Wednesday, August 11, 2010

bei jing da xue, First Thoughts

So, I gave in and got a VPN. Seems a single week "off the grid" was just too much for me to take. I don't really care so much about Facebook, I was really more excited to continue my writings here and share photos. The connection here may be pretty sketchy by the time I get to Shenzhen, but as for now it is working wonderfully. The VPN I chose was GoTrusted, which was suggested to me by a former CTLC'er who found it to be the best one.
Ah, Beijing. What an interesting, interesting city. Only here have I ever seen smog so bad I can't see the tops of buildings, seen a child pooping on the street from slit pants, and eaten scorpion and silkworm cocoons....
...all on the same walk home.
This city is one of those that really shines in the aspects that many would find its worst. The traffic, smog, congestion, and overall messiness of the street life is what truly makes this place unique. You can literally get lost in the crowd, which I don't think is always a bad thing. The city I can most closely compare it to in my travels is Athens - you never really decide wether you love or hate it, it always shifts in your mind as new aspects of it come out.
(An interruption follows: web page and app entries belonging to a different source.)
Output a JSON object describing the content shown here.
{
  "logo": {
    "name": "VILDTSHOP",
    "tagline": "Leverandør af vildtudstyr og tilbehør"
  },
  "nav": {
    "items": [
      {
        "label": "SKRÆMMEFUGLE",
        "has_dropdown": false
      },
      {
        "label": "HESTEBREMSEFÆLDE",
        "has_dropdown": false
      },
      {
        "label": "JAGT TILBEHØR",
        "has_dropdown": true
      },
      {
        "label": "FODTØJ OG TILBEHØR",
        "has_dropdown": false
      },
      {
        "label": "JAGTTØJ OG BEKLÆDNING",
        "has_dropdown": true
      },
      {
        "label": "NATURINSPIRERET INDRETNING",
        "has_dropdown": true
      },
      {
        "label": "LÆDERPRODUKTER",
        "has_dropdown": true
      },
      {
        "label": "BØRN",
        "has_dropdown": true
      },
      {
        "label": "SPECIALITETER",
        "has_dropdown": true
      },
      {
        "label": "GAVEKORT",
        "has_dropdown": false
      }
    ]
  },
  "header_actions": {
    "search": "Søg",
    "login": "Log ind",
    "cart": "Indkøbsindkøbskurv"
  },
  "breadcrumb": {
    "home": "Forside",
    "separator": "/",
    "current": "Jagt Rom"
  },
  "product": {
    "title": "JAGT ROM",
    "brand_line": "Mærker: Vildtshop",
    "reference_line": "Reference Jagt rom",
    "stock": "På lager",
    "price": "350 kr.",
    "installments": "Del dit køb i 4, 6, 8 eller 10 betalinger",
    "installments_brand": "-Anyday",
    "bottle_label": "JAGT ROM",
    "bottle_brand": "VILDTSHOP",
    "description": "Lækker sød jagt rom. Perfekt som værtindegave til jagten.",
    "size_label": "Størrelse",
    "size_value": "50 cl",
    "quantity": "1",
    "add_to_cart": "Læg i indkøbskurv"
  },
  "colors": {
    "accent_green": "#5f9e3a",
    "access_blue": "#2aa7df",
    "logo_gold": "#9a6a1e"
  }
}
Both are the capital ofa country drastically changing, both are crowded and dirty, and both bear an incredible vitality in thier messy reality.

I live in a section of the city called Haidan with all the other Center for Teaching and Learning in China teachers. We teach and take classes at Peking university, the "Harvard of China". It feels pretty powerful to flash my badge to the guards and enter as Chinese tourists snap pictures of thier children standing in front of the West Gate. The children always look bored and the parents ecstatic, as they now have an image of the golden pedestal they wish to place thier child on. Peking University is quintessentially Beijing, in that half of the campus is pristine and historical while the other half is a stark collection of utilitarian barracks.
I am so glad to be able to get on this, as keeping notes of what I did everyday was getting quite challenging. I will update soon with more of my first experiences in the Middle Kingdom.

Soon to come: Teaching English to Chinese Kids, My Great Wall Trip, Tian'anmen Square, Weird Things I have Eaten (So Far)
wang ke (My Chinese name, pronounced waang kewuh)

1 comment:

  1. One thing you have to do while you're in Beijing: Go see the raising of the Chinese flag at Tiananmen Square at Dawn. That was one of the most incredible things I did while I was over there. I wrote about it on Facebook, and posted a video if you want to see it, but it is so completely worth it. You will literally be the only American there, around 4:30 in the morning (or at least that's when it was when I went, whenever dawn is this time of there, go then). One other American and I went, and we had to walk because the subways weren't running yet. There will be thousands and thousands of Chinese there. At dawn, the national anthem plays over the loud speakers, and the flag goes up, then some military units do manoeuvers. All the Chinese will want to take a picture with you, so be ready for that. I'm sure you've been stared at a ton already.